# Statistical Tests

In this section, parametric tests (based on a Normal distribution) and non parametric tests are discussed.

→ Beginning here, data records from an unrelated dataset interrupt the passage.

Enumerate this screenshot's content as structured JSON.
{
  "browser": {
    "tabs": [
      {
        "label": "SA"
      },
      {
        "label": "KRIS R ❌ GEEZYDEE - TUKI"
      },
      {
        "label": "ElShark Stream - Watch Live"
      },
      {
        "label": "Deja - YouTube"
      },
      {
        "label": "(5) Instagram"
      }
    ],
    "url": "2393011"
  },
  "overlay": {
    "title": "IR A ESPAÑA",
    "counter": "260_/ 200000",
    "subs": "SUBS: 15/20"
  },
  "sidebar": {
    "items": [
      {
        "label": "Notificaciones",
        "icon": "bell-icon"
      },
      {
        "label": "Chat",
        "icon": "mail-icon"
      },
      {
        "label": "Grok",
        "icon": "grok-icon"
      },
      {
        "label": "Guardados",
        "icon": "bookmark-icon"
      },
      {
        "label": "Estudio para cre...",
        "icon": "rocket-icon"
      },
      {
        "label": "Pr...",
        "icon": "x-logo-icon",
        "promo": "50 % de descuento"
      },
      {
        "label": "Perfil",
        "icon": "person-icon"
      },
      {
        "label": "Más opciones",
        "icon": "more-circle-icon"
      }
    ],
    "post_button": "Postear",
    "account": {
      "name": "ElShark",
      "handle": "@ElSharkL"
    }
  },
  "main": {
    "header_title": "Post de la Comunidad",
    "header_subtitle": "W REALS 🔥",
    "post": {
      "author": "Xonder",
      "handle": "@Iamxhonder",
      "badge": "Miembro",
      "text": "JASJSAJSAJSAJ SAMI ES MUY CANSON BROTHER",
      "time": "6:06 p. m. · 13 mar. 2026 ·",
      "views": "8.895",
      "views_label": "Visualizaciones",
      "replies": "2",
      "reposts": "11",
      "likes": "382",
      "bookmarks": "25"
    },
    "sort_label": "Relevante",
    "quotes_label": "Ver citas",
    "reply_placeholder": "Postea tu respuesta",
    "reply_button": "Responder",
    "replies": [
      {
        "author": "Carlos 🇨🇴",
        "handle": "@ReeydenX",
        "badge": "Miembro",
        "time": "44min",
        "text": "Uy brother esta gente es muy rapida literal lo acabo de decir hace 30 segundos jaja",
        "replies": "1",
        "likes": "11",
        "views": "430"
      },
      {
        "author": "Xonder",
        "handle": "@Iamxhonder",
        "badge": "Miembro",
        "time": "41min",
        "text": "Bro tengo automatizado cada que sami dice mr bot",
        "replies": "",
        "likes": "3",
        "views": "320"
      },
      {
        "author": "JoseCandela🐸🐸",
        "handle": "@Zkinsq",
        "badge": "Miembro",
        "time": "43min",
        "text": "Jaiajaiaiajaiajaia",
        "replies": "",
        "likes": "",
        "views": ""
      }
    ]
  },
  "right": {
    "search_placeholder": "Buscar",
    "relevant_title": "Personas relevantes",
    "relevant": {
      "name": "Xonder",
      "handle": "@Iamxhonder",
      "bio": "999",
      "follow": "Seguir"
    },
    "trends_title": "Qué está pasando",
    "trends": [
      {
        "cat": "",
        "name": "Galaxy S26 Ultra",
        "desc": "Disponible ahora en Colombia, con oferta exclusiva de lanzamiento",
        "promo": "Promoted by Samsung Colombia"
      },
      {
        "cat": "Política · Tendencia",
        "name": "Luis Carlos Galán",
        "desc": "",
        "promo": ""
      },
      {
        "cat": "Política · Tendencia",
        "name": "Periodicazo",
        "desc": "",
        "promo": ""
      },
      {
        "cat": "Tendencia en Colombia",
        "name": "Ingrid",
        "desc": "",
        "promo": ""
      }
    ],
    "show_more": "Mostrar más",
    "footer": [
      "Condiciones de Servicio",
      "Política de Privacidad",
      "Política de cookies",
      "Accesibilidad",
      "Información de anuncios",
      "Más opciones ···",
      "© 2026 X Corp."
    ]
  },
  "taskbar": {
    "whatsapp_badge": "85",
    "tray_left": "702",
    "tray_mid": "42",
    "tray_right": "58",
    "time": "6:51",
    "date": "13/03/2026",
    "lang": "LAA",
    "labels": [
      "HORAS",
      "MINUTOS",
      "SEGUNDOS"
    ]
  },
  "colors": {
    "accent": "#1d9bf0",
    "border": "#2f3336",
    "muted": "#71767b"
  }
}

In addition, there are sections on power analysis, sensitivity / specificity, errors, repeatability / reproducibility, bias / accuracy and multiple observer analysis.

Null Hypothesis: No difference between study groups

Alternate Hypothesis: There is a difference between the study groups

Outcome Measure: Variable used to test the hypotheses

Test Statistic: Calculation used to determine statistical significance

P Value: Probability statement is incorrect

Statistically Significant: p < 5 %

Parametric Test: Assumes Normal distribution

Tests for Normality:

• Quantile-Quantile plots

qqnorm(data)
qqline(data)

• Shapiro-Wilk test

shapiro.test(data)

• Kolmogorov-Smirnov test

ks.test(data,”pnorm”,mean=mean(data),sd=sd(data))

t-test:

t.test(data~group)
t.test(data1,data2,paired=FALSE)

Non Parametric Test: Not Normal distribution

DataSample SizeTest
Continuous> 50Normal
< 50
Normal
t-Test
Not NormalWilcoxon
OrdinalWilcoxon
NominalChi Squared

α: Probability of incorrectly rejecting the null hypothesis (false positive)

β: Probability of incorrectly accepting the null hypothesis (false negative)

Power: Probability of correctly rejecting the null hypothesis (Power = 1 – β)

Chi-square test:

The prerequisites are:

• Random sample
• Sufficient sample size
• Independence of the observations
• Expected cell count at least 5 in 2 by 2 tables or at least 5 in 80% of larger tables, but no cells with an expected count of 0.

data<-matrix(c(a,b,c,d),nrow=2)
chisq.test(data,correct=TRUE)
chisq.test(data,correct=TRUE)\$expected (for expected frequencies)

It is recommended to use Yates’ continuity correction (correct=TRUE), if the expected cell count is less than 10 . When the expected cell count is less than 5, the Chi Square test should not be used and the Fisher exact test is recommended.

Wilxocon test: Non parametric singed rank test for continuous data

wilcox.test(data)

Power analysis

• Difference desired to detect
• Significance level (α)
• Test statistic (power)

power.t.test(sd=s,delta=d,sig.level=0.05,power=0.8)

Errors:

Type 1: Null hypothesis is incorrectly rejected (false positive; significance level (α)

Type 2: Null hypothesis is incorrectly accepted (false negative; statistical power)

Errors are related to:

• Difference desired to detect
• Significance level (α)
• Test statistic (power)

In general:

Athroscopy
Positive
Arthroscopy
Negative

a + cb + da + b + c + d
MRI
Positive
aba + b
MRI
Negative
cdc + d

True Positive: False Positive: False Negative: True Negative: Positive Predictive Value is the probability that a person who is test positive has the condition: Negative Predictive Value is the probability that a person who is test negative does not have the condition: Sensitivity, or true positive rate, is the probability that a person who has the condition tests positive: Specificity, or true negative rate is the probability that a person who does not have the condition tests negative: Accuracy is the probability a test result is correct: Or in the JGR / R console using the epiR 1 package:

library(epiR)
mat<-matrix(c(a,c,b,d),ncol=2) {enter values}
epi.tests(mat)
Disease +    Disease –      Total
Test +            a            b
Test –             c           d
Total

Point estimates and 95 % CIs:
———————————————————
Apparent prevalence
True prevalence
Sensitivity
Specificity
Positive predictive value
Negative predictive value
Positive likelihood ratio
Negative likelihood ratio
———————————————————

Bias

• Selection bias; reduced by randomisation
• Confounding bias; reduced by stratification
• Observational bias; reduced by blinding

 

 1. Stevenson M, Nunes T, Heuer C, Marshall J, Sanchez J, Thornton R, et al. epiR: Tools for the Analysis of Epidemiological Data [Internet]. 2015. (R package). Available from: http://cran.r-project.org/package=epiR